 83: 
 84:       System.out.print( "\nEnter a date and time (e.g., \""
 85:                         + someDate + "\"): " );
 86:       for ( ; ; )
 87:       {
 88:          try
 89:          {  someDate = in.nextLine();
 90:             d = df.parse( someDate );
 91:             break;
 92:          }
 93:          catch ( ParseException pe )
 94:          {  System.out.print( "Invalid date and time format, "
 95:                              + "please try again: " );
 96:          }
 97:       }
 98: 
 99:       // The above code could be modified, to try several different
100:       // DateFormat objects, one aftert the other, and break out if
101:       // any of them match.  (Left as an exercise to the reader.)
102: 
103:       String d3 = DateFormat.getDateInstance( DateFormat.MEDIUM ).format( d );
104:       System.out.println( "\nThe date part of \"" + someDate +"\" is: " + d3 );
105:       String t3 = DateFormat.getTimeInstance( DateFormat.LONG ).format( d );
106:       System.out.println( "and the time part is: " + t3 + "." );
107: 
108:       // In production-quality code, consider not doing this at all.
109:       // Instead, use a GUI date-picker widget, or have separate inputs
110:       // for the month, day, and year (using drop-down lists, for example).
111: 
112: // *************************************************************************
113:       // Here's how to compare two Dates:
114: 
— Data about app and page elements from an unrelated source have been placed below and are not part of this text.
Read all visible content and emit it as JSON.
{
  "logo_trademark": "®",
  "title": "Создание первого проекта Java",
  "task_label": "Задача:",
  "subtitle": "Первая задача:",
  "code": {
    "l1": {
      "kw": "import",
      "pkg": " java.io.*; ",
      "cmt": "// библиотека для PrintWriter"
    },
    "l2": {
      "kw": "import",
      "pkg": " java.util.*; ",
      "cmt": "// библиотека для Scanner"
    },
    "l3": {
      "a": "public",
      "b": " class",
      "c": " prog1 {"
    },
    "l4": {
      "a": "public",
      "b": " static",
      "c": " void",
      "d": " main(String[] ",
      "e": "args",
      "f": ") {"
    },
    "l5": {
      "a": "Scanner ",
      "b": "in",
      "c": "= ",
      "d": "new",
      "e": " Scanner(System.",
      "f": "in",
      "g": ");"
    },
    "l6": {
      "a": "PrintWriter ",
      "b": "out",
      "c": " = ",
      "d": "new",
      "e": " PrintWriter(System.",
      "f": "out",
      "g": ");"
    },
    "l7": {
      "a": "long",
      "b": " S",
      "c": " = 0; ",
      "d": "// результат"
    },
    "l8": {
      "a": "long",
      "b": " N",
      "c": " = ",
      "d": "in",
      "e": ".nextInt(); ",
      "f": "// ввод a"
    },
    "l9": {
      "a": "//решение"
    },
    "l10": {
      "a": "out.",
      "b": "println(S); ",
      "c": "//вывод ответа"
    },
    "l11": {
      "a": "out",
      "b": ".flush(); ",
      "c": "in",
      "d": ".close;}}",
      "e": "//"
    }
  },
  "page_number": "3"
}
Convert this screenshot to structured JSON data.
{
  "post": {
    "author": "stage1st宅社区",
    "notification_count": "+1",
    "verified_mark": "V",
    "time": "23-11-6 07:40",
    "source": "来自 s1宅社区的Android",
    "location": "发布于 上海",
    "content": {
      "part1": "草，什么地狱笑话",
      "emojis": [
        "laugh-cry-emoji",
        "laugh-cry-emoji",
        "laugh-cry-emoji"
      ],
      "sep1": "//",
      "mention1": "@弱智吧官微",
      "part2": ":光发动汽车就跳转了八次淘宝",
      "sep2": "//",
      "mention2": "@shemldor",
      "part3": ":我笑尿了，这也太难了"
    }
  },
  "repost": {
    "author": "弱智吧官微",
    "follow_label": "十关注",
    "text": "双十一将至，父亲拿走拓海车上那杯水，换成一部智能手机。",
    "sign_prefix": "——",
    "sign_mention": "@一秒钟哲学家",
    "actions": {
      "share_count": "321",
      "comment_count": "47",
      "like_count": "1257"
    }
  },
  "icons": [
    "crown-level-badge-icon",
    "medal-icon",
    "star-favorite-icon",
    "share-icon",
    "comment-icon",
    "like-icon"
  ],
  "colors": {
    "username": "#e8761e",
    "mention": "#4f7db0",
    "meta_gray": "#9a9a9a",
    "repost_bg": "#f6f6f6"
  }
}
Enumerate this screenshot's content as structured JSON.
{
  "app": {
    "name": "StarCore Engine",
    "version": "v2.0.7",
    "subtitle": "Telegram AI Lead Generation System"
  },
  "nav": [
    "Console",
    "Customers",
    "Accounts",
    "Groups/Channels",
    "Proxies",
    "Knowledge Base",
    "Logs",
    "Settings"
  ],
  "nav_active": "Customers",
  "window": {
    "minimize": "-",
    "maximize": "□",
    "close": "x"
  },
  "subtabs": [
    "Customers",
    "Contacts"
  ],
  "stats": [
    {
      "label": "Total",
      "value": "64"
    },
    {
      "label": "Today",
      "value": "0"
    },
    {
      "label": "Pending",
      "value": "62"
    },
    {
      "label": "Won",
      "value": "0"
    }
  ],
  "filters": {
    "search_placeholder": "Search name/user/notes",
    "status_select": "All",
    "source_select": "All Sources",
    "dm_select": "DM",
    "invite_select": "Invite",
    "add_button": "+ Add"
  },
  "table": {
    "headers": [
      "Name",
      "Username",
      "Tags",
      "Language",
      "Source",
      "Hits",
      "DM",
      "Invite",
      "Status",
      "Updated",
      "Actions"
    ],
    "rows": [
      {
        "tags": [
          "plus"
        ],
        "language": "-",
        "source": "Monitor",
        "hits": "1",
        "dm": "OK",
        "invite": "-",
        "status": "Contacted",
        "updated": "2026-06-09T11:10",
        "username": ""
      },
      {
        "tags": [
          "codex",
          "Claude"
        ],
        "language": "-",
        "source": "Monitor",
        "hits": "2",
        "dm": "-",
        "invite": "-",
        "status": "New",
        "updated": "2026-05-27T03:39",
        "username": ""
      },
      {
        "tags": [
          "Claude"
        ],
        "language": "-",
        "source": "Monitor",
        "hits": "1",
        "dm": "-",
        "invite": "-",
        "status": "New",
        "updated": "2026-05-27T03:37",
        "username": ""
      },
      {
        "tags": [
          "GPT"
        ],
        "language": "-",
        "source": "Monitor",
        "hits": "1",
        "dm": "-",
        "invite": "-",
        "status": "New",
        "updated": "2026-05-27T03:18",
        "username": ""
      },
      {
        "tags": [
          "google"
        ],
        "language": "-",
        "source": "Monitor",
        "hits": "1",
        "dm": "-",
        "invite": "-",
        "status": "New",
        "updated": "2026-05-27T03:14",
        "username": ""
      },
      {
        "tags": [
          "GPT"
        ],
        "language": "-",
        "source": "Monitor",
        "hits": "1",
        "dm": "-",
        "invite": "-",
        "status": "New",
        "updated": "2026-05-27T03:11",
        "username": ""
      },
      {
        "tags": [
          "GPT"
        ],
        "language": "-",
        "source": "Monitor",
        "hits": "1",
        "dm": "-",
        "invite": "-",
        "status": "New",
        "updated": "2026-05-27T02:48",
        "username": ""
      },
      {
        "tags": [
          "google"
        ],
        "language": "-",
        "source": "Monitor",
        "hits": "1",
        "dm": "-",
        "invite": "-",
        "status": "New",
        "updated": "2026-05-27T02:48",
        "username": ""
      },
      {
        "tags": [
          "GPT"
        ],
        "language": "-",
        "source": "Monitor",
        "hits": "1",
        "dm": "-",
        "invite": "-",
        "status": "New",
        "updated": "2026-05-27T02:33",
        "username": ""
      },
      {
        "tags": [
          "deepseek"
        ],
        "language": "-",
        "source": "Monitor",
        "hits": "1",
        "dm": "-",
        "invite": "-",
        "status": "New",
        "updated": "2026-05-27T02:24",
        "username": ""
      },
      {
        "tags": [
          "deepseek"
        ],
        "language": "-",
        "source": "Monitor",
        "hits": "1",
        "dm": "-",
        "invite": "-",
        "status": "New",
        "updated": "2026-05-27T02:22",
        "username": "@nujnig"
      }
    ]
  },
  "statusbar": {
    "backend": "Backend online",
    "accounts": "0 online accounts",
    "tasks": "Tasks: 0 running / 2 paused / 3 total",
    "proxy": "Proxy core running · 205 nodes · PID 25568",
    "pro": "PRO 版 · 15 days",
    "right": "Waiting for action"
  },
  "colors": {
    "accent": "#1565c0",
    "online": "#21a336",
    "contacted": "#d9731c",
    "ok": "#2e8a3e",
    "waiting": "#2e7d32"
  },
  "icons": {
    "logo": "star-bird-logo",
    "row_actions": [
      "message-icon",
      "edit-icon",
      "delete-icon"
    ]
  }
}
115:       if ( d.after( now ) )
116:          System.out.println( "(And that date is in the future!)" );
117:       else
118:          System.out.println( "(And that date is in the past!)" );
119: 
120: // *************************************************************************
121:       // You can use a Calendar object to get parts of a date, or to
122:       // construct a Date:
123: 
124:       Calendar today = Calendar.getInstance();  // or: new GregorianCalendar();
125:       today.setTime( now );
126: 
127:       // Which day of the week is it?  Here's how to find out:
128: 
129:       String weekday[] = new DateFormatSymbols().getWeekdays();
130:       String day = weekday[ today.get( Calendar.DAY_OF_WEEK ) ];
131:       System.out.println( "\n\nToday is " + day + "." );
132: 
133:       // Here's how to construct a date.  (Note you can use
134:       // Calendar.getTime() to convert to a Calendar to a Date):
135: 
136:       Calendar christmas = Calendar.getInstance(); //or new GregorianCalendar();
137:       christmas.set( today.get( Calendar.YEAR ), Calendar.DECEMBER, 25 );
138: 
139:       int daysLeft = christmas.get(Calendar.DAY_OF_YEAR)
140:                      - today.get(Calendar.DAY_OF_YEAR);
141:       System.out.println( "\nOnly " + daysLeft + " shopping days left "
142:                           + "until Christmas!" );
143:    }
144: }